WHAT YOU NEED TO DO: Down to the last line, retype the records below exactly and skip the pictures.

(Dataset excerpts)
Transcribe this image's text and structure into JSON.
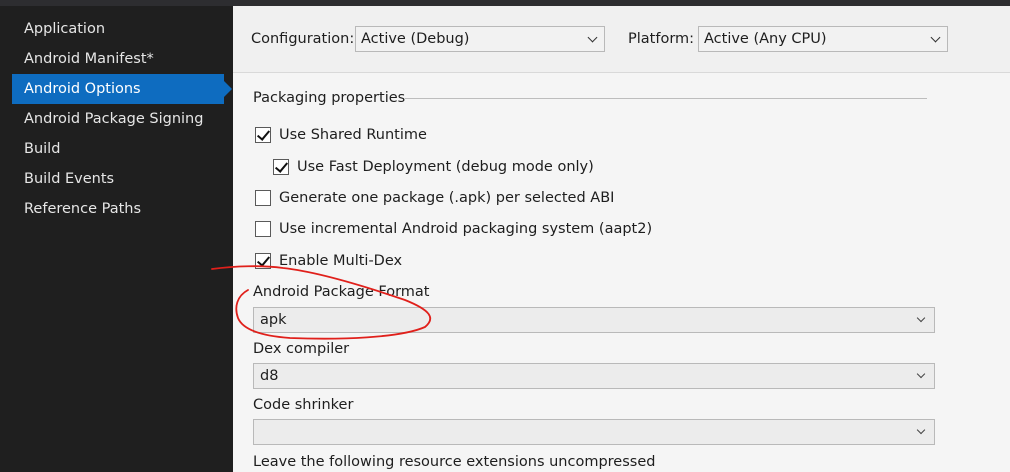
{
  "sidebar": {
    "items": [
      {
        "label": "Application"
      },
      {
        "label": "Android Manifest*"
      },
      {
        "label": "Android Options"
      },
      {
        "label": "Android Package Signing"
      },
      {
        "label": "Build"
      },
      {
        "label": "Build Events"
      },
      {
        "label": "Reference Paths"
      }
    ],
    "active_index": 2
  },
  "toolbar": {
    "configuration_label": "Configuration:",
    "configuration_value": "Active (Debug)",
    "platform_label": "Platform:",
    "platform_value": "Active (Any CPU)"
  },
  "packaging": {
    "section_title": "Packaging properties",
    "options": [
      {
        "label": "Use Shared Runtime",
        "checked": true
      },
      {
        "label": "Use Fast Deployment (debug mode only)",
        "checked": true
      },
      {
        "label": "Generate one package (.apk) per selected ABI",
        "checked": false
      },
      {
        "label": "Use incremental Android packaging system (aapt2)",
        "checked": false
      },
      {
        "label": "Enable Multi-Dex",
        "checked": true
      }
    ],
    "package_format_label": "Android Package Format",
    "package_format_value": "apk",
    "dex_compiler_label": "Dex compiler",
    "dex_compiler_value": "d8",
    "code_shrinker_label": "Code shrinker",
    "code_shrinker_value": "",
    "uncompressed_label": "Leave the following resource extensions uncompressed"
  },
  "colors": {
    "accent": "#0e6cc0",
    "sidebar_bg": "#1f1f1f",
    "annotation": "#e0201b"
  }
}
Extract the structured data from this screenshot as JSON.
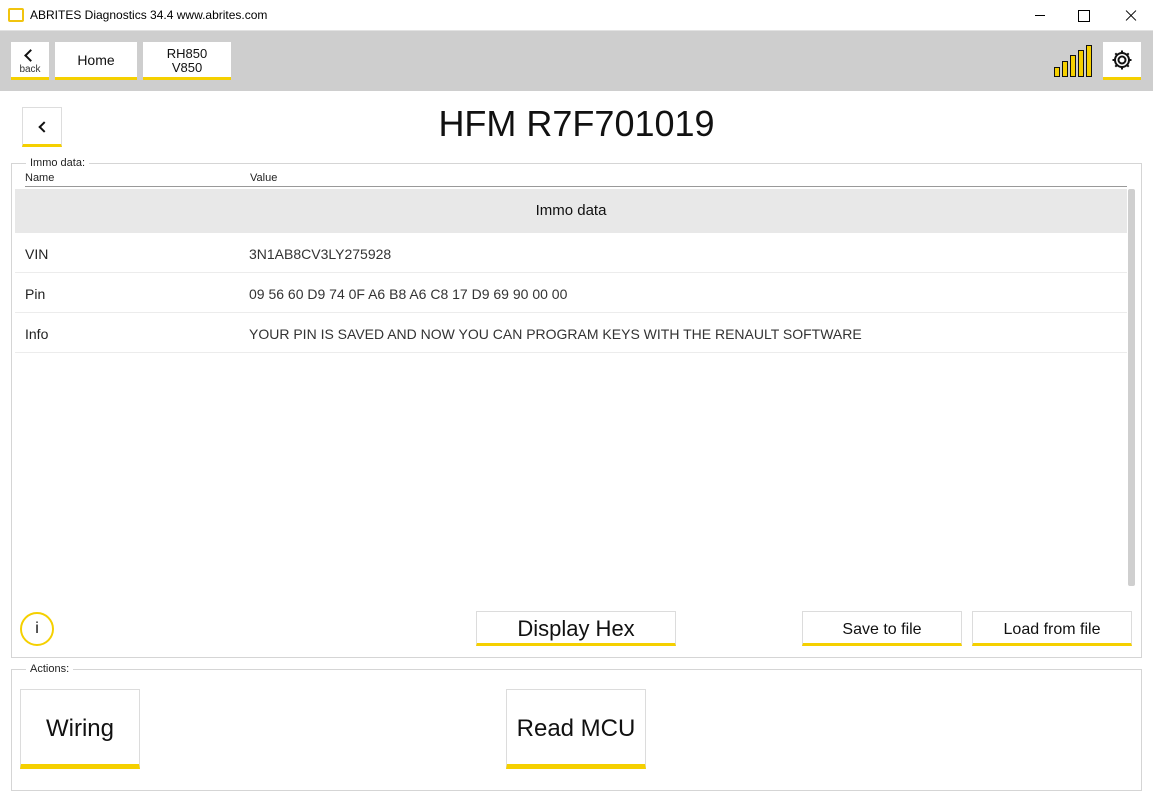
{
  "window": {
    "title": "ABRITES Diagnostics 34.4   www.abrites.com"
  },
  "toolbar": {
    "back_label": "back",
    "home_label": "Home",
    "model_line1": "RH850",
    "model_line2": "V850"
  },
  "page": {
    "title": "HFM R7F701019"
  },
  "immo": {
    "legend": "Immo data:",
    "col_name": "Name",
    "col_value": "Value",
    "section_label": "Immo data",
    "rows": [
      {
        "name": "VIN",
        "value": "3N1AB8CV3LY275928"
      },
      {
        "name": "Pin",
        "value": "09 56 60 D9 74 0F A6 B8 A6 C8 17 D9 69 90 00 00"
      },
      {
        "name": "Info",
        "value": "YOUR PIN IS SAVED AND NOW YOU CAN PROGRAM KEYS WITH THE RENAULT SOFTWARE"
      }
    ],
    "info_label": "i",
    "display_hex_label": "Display Hex",
    "save_label": "Save to file",
    "load_label": "Load from file"
  },
  "actions": {
    "legend": "Actions:",
    "wiring_label": "Wiring",
    "read_mcu_label": "Read MCU"
  },
  "colors": {
    "accent": "#f5d000",
    "toolbar_bg": "#cecece",
    "section_bg": "#e8e8e8"
  },
  "icons": {
    "app": "abrites-logo-icon",
    "back": "chevron-left-icon",
    "signal": "signal-strength-icon",
    "settings": "gear-icon"
  }
}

FINISHED TASK:
Transcribe this image's text and structure into JSON.
{
  "sidebar": {
    "items": [
      {
        "label": "Application"
      },
      {
        "label": "Android Manifest*"
      },
      {
        "label": "Android Options"
      },
      {
        "label": "Android Package Signing"
      },
      {
        "label": "Build"
      },
      {
        "label": "Build Events"
      },
      {
        "label": "Reference Paths"
      }
    ],
    "active_index": 2
  },
  "toolbar": {
    "configuration_label": "Configuration:",
    "configuration_value": "Active (Debug)",
    "platform_label": "Platform:",
    "platform_value": "Active (Any CPU)"
  },
  "packaging": {
    "section_title": "Packaging properties",
    "options": [
      {
        "label": "Use Shared Runtime",
        "checked": true
      },
      {
        "label": "Use Fast Deployment (debug mode only)",
        "checked": true
      },
      {
        "label": "Generate one package (.apk) per selected ABI",
        "checked": false
      },
      {
        "label": "Use incremental Android packaging system (aapt2)",
        "checked": false
      },
      {
        "label": "Enable Multi-Dex",
        "checked": true
      }
    ],
    "package_format_label": "Android Package Format",
    "package_format_value": "apk",
    "dex_compiler_label": "Dex compiler",
    "dex_compiler_value": "d8",
    "code_shrinker_label": "Code shrinker",
    "code_shrinker_value": "",
    "uncompressed_label": "Leave the following resource extensions uncompressed"
  },
  "colors": {
    "accent": "#0e6cc0",
    "sidebar_bg": "#1f1f1f",
    "annotation": "#e0201b"
  }
}
Extract the structured data from this screenshot as JSON.
{
  "window": {
    "title": "ABRITES Diagnostics 34.4   www.abrites.com"
  },
  "toolbar": {
    "back_label": "back",
    "home_label": "Home",
    "model_line1": "RH850",
    "model_line2": "V850"
  },
  "page": {
    "title": "HFM R7F701019"
  },
  "immo": {
    "legend": "Immo data:",
    "col_name": "Name",
    "col_value": "Value",
    "section_label": "Immo data",
    "rows": [
      {
        "name": "VIN",
        "value": "3N1AB8CV3LY275928"
      },
      {
        "name": "Pin",
        "value": "09 56 60 D9 74 0F A6 B8 A6 C8 17 D9 69 90 00 00"
      },
      {
        "name": "Info",
        "value": "YOUR PIN IS SAVED AND NOW YOU CAN PROGRAM KEYS WITH THE RENAULT SOFTWARE"
      }
    ],
    "info_label": "i",
    "display_hex_label": "Display Hex",
    "save_label": "Save to file",
    "load_label": "Load from file"
  },
  "actions": {
    "legend": "Actions:",
    "wiring_label": "Wiring",
    "read_mcu_label": "Read MCU"
  },
  "colors": {
    "accent": "#f5d000",
    "toolbar_bg": "#cecece",
    "section_bg": "#e8e8e8"
  },
  "icons": {
    "app": "abrites-logo-icon",
    "back": "chevron-left-icon",
    "signal": "signal-strength-icon",
    "settings": "gear-icon"
  }
}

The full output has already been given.